The Slow Man – J.M. Coetzee, Love Story Novelist

Winner of the 2003 Nobel Prize in Literature, J.M. Coetzee is a man of his kind, an engineer with his own tools. His novels were related to the real world, until he wrote Shame. With “Shame” he became the first writer to be awarded the Booker Prize twice. He then wrote his novels Elizabeth Costello (2003) and Slow Man (2005), the elegant fantasy. “Slow Man” tries to draw a line between fantasy and reality. In “Slow Man” the theme flows like a wide waterway. Here Coetzee attempts to define the territory where both fantasy and reality live next door, with common doors for entry and exit.

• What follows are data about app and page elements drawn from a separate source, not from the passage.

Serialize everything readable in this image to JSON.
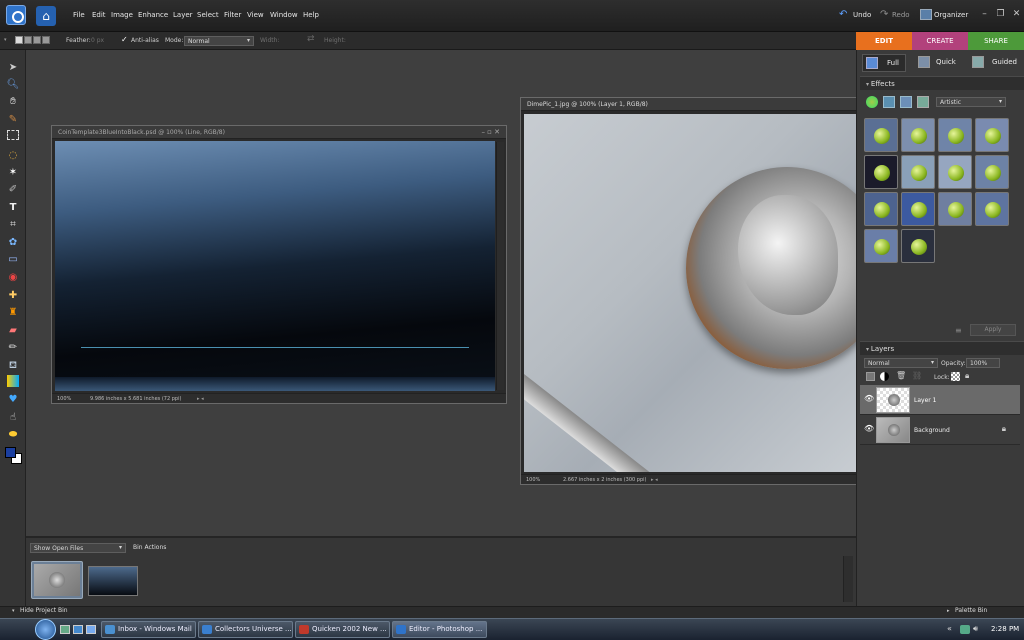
{
  "menubar": {
    "items": [
      "File",
      "Edit",
      "Image",
      "Enhance",
      "Layer",
      "Select",
      "Filter",
      "View",
      "Window",
      "Help"
    ],
    "undo": "Undo",
    "redo": "Redo",
    "organizer": "Organizer"
  },
  "options": {
    "feather_label": "Feather:",
    "feather_value": "0 px",
    "antialias_label": "Anti-alias",
    "mode_label": "Mode:",
    "mode_value": "Normal",
    "width_label": "Width:",
    "height_label": "Height:"
  },
  "tabs": {
    "edit": "EDIT",
    "create": "CREATE",
    "share": "SHARE"
  },
  "view_tabs": {
    "full": "Full",
    "quick": "Quick",
    "guided": "Guided"
  },
  "effects": {
    "title": "Effects",
    "category": "Artistic",
    "apply": "Apply"
  },
  "layers": {
    "title": "Layers",
    "blend_mode": "Normal",
    "opacity_label": "Opacity:",
    "opacity_value": "100%",
    "lock_label": "Lock:",
    "items": [
      {
        "name": "Layer 1"
      },
      {
        "name": "Background"
      }
    ]
  },
  "doc1": {
    "title": "CoinTemplate3BlueIntoBlack.psd @ 100% (Line, RGB/8)",
    "zoom": "100%",
    "size": "9.986 inches x 5.681 inches (72 ppi)"
  },
  "doc2": {
    "title": "DimePic_1.jpg @ 100% (Layer 1, RGB/8)",
    "zoom": "100%",
    "size": "2.667 inches x 2 inches (300 ppi)"
  },
  "bin": {
    "show_label": "Show Open Files",
    "actions": "Bin Actions"
  },
  "status": {
    "hide_bin": "Hide Project Bin",
    "palette_bin": "Palette Bin"
  },
  "taskbar": {
    "items": [
      {
        "label": "Inbox - Windows Mail",
        "color": "#4a90d0"
      },
      {
        "label": "Collectors Universe ...",
        "color": "#3a7fcf"
      },
      {
        "label": "Quicken 2002 New ...",
        "color": "#c0392b"
      },
      {
        "label": "Editor - Photoshop ...",
        "color": "#2f73c9"
      }
    ],
    "clock": "2:28 PM"
  },
  "colors": {
    "edit_tab": "#e8701e",
    "create_tab": "#b2417c",
    "share_tab": "#4d9a3a",
    "foreground": "#1b3fa0",
    "background": "#ffffff"
  },
  "icons": [
    "move-icon",
    "zoom-icon",
    "hand-icon",
    "eyedropper-icon",
    "marquee-icon",
    "lasso-icon",
    "magic-wand-icon",
    "selection-brush-icon",
    "type-icon",
    "crop-icon",
    "cookie-cutter-icon",
    "straighten-icon",
    "red-eye-icon",
    "healing-brush-icon",
    "clone-stamp-icon",
    "eraser-icon",
    "brush-icon",
    "paint-bucket-icon",
    "gradient-icon",
    "shape-icon",
    "blur-icon",
    "sponge-icon"
  ]
}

Writers who have keen insight into human minds and who have great empathy for humanity will hardly resist the urge to choose one set of morals or another. Although Coetzee in his own unique style does so in Slow Man as well. Paul Rayment is a retired photographer who must live a comfortable old age, one devoid of startling events. But even after turning to one late life, this old-bodied man, Paul thinks of his nurses’ smooth skin and graceful calves. Perhaps the art of growing old is missing from us humans.

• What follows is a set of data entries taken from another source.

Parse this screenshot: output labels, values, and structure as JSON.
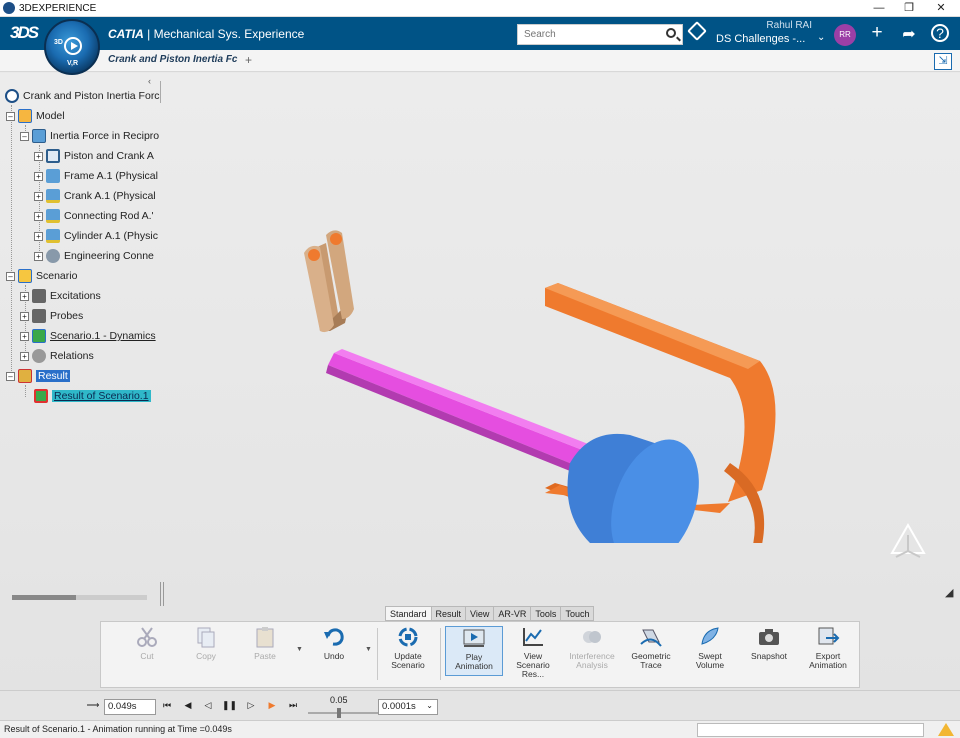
{
  "window": {
    "title": "3DEXPERIENCE"
  },
  "header": {
    "brand": "CATIA",
    "app_name": "Mechanical Sys. Experience",
    "search_placeholder": "Search",
    "user_name": "Rahul RAI",
    "tenant": "DS Challenges -...",
    "avatar_initials": "RR",
    "compass": {
      "top": "3D",
      "bottom": "V,R"
    }
  },
  "doc_tab": {
    "title": "Crank and Piston Inertia Fc"
  },
  "tree": {
    "root": "Crank and Piston Inertia Forc",
    "model": "Model",
    "product": "Inertia Force in Recipro",
    "parts": [
      "Piston and Crank A",
      "Frame A.1 (Physical",
      "Crank A.1 (Physical",
      "Connecting Rod A.'",
      "Cylinder A.1 (Physic",
      "Engineering Conne"
    ],
    "scenario": "Scenario",
    "scenario_items": [
      "Excitations",
      "Probes",
      "Scenario.1 - Dynamics",
      "Relations"
    ],
    "result": "Result",
    "result_item": "Result of Scenario.1"
  },
  "ribbon": {
    "tabs": [
      "Standard",
      "Result",
      "View",
      "AR-VR",
      "Tools",
      "Touch"
    ],
    "active_tab": "Standard",
    "commands": {
      "cut": "Cut",
      "copy": "Copy",
      "paste": "Paste",
      "undo": "Undo",
      "update_1": "Update",
      "update_2": "Scenario",
      "play_1": "Play",
      "play_2": "Animation",
      "view_1": "View",
      "view_2": "Scenario Res...",
      "interf_1": "Interference",
      "interf_2": "Analysis",
      "geo_1": "Geometric",
      "geo_2": "Trace",
      "swept_1": "Swept",
      "swept_2": "Volume",
      "snapshot": "Snapshot",
      "export_1": "Export",
      "export_2": "Animation"
    }
  },
  "player": {
    "time": "0.049s",
    "speed": "0.05",
    "step": "0.0001s"
  },
  "status": {
    "message": "Result of Scenario.1 - Animation running at Time =0.049s"
  },
  "colors": {
    "header_bg": "#005386",
    "rod": "#e54ee0",
    "piston": "#3f7fd6",
    "cylinder": "#ef7a2e",
    "crank": "#d2a77e"
  }
}
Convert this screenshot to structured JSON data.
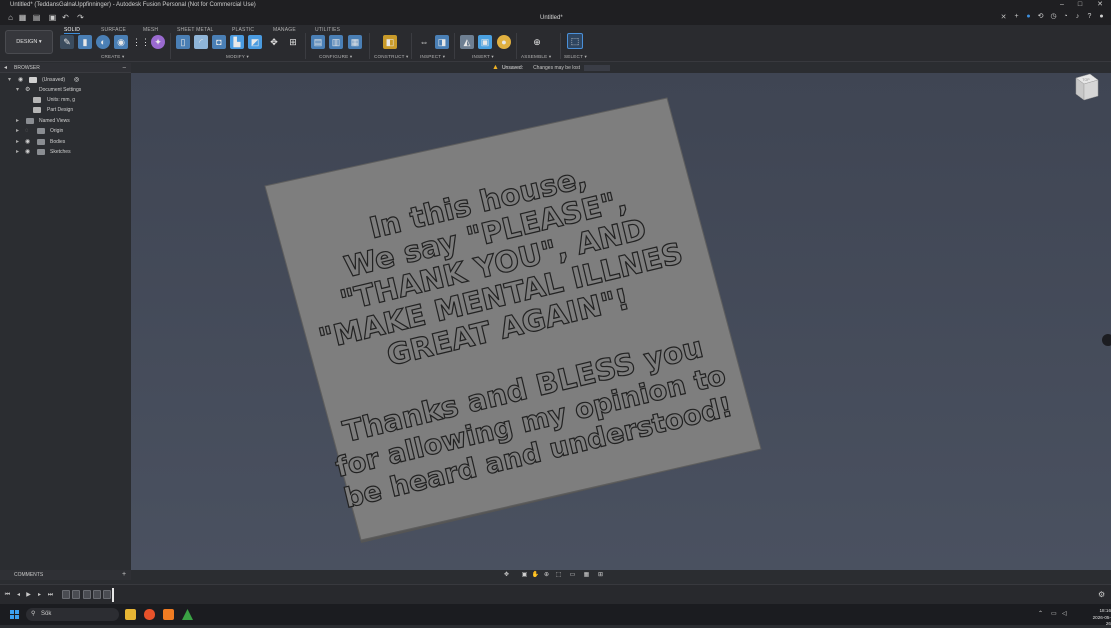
{
  "window": {
    "title": "Untitled* (TeddansGalnaUppfinninger) - Autodesk Fusion Personal (Not for Commercial Use)",
    "document_tab": "Untitled*",
    "controls": [
      "–",
      "□",
      "✕"
    ]
  },
  "ribbon": {
    "workspace_button": "DESIGN",
    "tabs": [
      "SOLID",
      "SURFACE",
      "MESH",
      "SHEET METAL",
      "PLASTIC",
      "MANAGE",
      "UTILITIES"
    ],
    "active_tab": "SOLID",
    "groups": [
      "CREATE",
      "MODIFY",
      "CONFIGURE",
      "CONSTRUCT",
      "INSPECT",
      "INSERT",
      "ASSEMBLE",
      "SELECT"
    ]
  },
  "notice": {
    "label": "Unsaved:",
    "message": "Changes may be lost"
  },
  "browser": {
    "header": "BROWSER",
    "root": "(Unsaved)",
    "items": [
      {
        "label": "Document Settings"
      },
      {
        "label": "Units: mm, g"
      },
      {
        "label": "Part Design"
      },
      {
        "label": "Named Views"
      },
      {
        "label": "Origin"
      },
      {
        "label": "Bodies"
      },
      {
        "label": "Sketches"
      }
    ]
  },
  "model_text": {
    "lines": [
      "In this house,",
      "We say \"PLEASE\",",
      "\"THANK YOU\", AND",
      "\"MAKE MENTAL ILLNES",
      "GREAT AGAIN\"!",
      "",
      "Thanks and BLESS you",
      "for allowing my opinion to",
      "be heard and understood!"
    ]
  },
  "viewcube": {
    "face": "TOP"
  },
  "comments": {
    "header": "COMMENTS"
  },
  "taskbar": {
    "search_placeholder": "Sök",
    "time": "18:16",
    "date": "2026-05-26"
  },
  "colors": {
    "viewport_top": "#3f4553",
    "viewport_bottom": "#4a5160",
    "plate_face": "#7e7e7e",
    "plate_edge": "#5a5a5a",
    "accent": "#3d8fdd",
    "warning": "#f0b323"
  }
}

We count our bank balances; We pay our bills on time, more or less; But we fail to address issues of vital importance to our lives, especially life after retirement—a period that can be the most beautiful mantra in a person’s life. In this case, one must have a clear account of what has been achieved and what has not yet been achieved. This is where the question “what” to really do arises. Coetzee winks at that area.

The protagonist of Slow Man is trying to find meaning in his life. He considers becoming a foster father to a boy named Drago who is the son of his nurse. He loves to love marijuana kids. Even he is ready to accommodate her husband in his life. The imposing presence of marijuana and its occasional absence expose him to his inner emptiness. He longs to fill in the gaps in his life.

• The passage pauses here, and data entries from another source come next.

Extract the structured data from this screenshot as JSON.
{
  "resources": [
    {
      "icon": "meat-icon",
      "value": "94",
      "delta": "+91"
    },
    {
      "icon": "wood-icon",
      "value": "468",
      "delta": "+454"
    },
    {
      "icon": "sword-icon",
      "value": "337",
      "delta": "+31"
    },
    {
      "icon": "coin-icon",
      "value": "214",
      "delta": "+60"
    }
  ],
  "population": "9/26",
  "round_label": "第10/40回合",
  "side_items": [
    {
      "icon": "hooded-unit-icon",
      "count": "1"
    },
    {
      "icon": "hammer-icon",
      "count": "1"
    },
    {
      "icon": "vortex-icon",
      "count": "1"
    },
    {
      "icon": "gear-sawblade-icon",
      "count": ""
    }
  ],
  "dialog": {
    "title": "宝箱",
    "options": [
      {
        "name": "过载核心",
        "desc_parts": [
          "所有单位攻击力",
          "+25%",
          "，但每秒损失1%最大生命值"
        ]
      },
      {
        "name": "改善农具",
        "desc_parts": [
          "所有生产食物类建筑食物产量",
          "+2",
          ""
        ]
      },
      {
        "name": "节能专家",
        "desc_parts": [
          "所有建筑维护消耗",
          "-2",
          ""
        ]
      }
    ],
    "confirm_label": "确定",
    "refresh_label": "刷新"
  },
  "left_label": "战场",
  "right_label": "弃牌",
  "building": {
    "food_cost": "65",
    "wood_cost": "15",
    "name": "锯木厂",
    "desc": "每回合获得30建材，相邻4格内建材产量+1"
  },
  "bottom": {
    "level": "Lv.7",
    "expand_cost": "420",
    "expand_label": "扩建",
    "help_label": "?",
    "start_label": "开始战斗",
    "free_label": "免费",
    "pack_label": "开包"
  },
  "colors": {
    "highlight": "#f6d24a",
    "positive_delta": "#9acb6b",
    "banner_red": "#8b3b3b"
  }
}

This wave of emptiness is painful, especially in the later phase of our life’s journey. The traveler finds the road ahead dark. Literature provides us with some light in the dark. Great thinkers and their writings have developed literature to the level of religion in the secular section of the people. Keeping up with this movement to provide a basic education, Coetzee has carved out a stunning statement in Slow Man. He wrote a text message, A Letter on the Art of Living.

To read similar review articles on the novels and paintings, visit the following links.

Book reviews